In recent years new technology has made it possible for drillers to reach pockets of oil that had previously been inaccessible -- spurring a full-fledged oil boom in the northwest corner of the state.
This year, daily oil production topped 900,000 barrels -- nine times the mere 100,000 barrels per day in 1998. And North Dakota now ranks as the second largest oil-producing state in the nation, according to the U.S. Energy Information Administration.
Along with oil, North Dakota has been pumping out thousands of jobs. Between 1998 and 2013, the state added 132,000 jobs -- a 41% increase. More than half of those were added within the past three years.
And that growth isn't showing any signs of stopping. A new recruiting campaign launched in May by the North Dakota Economic Development Foundation and oil giant Hess ( aims to fill the more than 20,000 jobs that they say are currently available. )
Big oil isn't the only one seeking workers, every industry in the state is hiring. Restaurants, retailers, bars and gas stations are all desperately seeking workers -- and are willing to pay top dollar.
But the picture isn't all rosy.
Thanks to the influx of people, populations in some cities have quadrupled and a severe housing shortage has emerged. Rent for whatever housing is available is among the most expensive in the country. As a result, many workers are pulling in fat paychecks but are technically homeless -- living in cars, RVs, tents or even on the streets.
In its latest homeless estimates, the Department of Housing and Urban Development found that North Dakota saw the biggest surge in homelessness of any state.
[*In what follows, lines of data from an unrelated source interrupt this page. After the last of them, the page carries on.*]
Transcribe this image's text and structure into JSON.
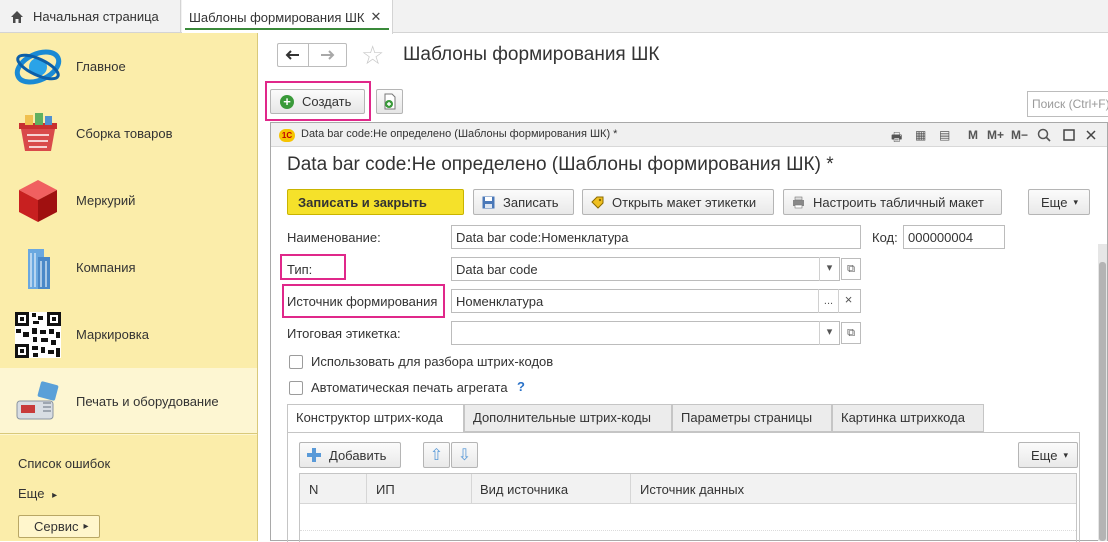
{
  "tabs": {
    "home_label": "Начальная страница",
    "current_label": "Шаблоны формирования ШК",
    "close_glyph": "✕"
  },
  "sidebar": {
    "items": [
      {
        "label": "Главное",
        "icon": "globe-icon"
      },
      {
        "label": "Сборка товаров",
        "icon": "basket-icon"
      },
      {
        "label": "Меркурий",
        "icon": "red-cube-icon"
      },
      {
        "label": "Компания",
        "icon": "building-icon"
      },
      {
        "label": "Маркировка",
        "icon": "qr-code-icon"
      },
      {
        "label": "Печать и оборудование",
        "icon": "cash-register-icon"
      }
    ],
    "errors_link": "Список ошибок",
    "more_link": "Еще",
    "service_button": "Сервис",
    "arrow": "▸"
  },
  "header": {
    "title": "Шаблоны формирования ШК",
    "back_glyph": "🡐",
    "forward_glyph": "→",
    "star_glyph": "☆"
  },
  "toolbar": {
    "create_label": "Создать",
    "search_placeholder": "Поиск (Ctrl+F)"
  },
  "window": {
    "title": "Data bar code:Не определено (Шаблоны формирования ШК) *",
    "logo": "1С",
    "tools": [
      "M",
      "M+",
      "M−"
    ],
    "form_title": "Data bar code:Не определено (Шаблоны формирования ШК) *"
  },
  "form": {
    "buttons": {
      "save_close": "Записать и закрыть",
      "save": "Записать",
      "open_template": "Открыть макет этикетки",
      "setup_table": "Настроить табличный макет",
      "more": "Еще"
    },
    "name_label": "Наименование:",
    "name_value": "Data bar code:Номенклатура",
    "code_label": "Код:",
    "code_value": "000000004",
    "type_label": "Тип:",
    "type_value": "Data bar code",
    "source_label": "Источник формирования",
    "source_value": "Номенклатура",
    "final_label_label": "Итоговая этикетка:",
    "final_label_value": "",
    "use_for_parsing": "Использовать для разбора штрих-кодов",
    "auto_print": "Автоматическая печать агрегата",
    "help_glyph": "?",
    "dropdown_glyph": "▾",
    "dots_glyph": "...",
    "clear_glyph": "×",
    "open_glyph": "⧉"
  },
  "inner_tabs": [
    "Конструктор штрих-кода",
    "Дополнительные штрих-коды",
    "Параметры страницы",
    "Картинка штрихкода"
  ],
  "table_toolbar": {
    "add_label": "Добавить",
    "more_label": "Еще",
    "up_glyph": "⇧",
    "down_glyph": "⇩"
  },
  "grid": {
    "columns": [
      "N",
      "ИП",
      "Вид источника",
      "Источник данных"
    ]
  },
  "colors": {
    "sidebar_bg": "#fbedaa",
    "primary_button": "#f5e12a",
    "highlight": "#e0288a",
    "accent_green": "#3a8a3a"
  }
}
The problem has become so severe that the local Salvation Army has even bought people tickets back to where they came from when they arrive in the state with nowhere to live.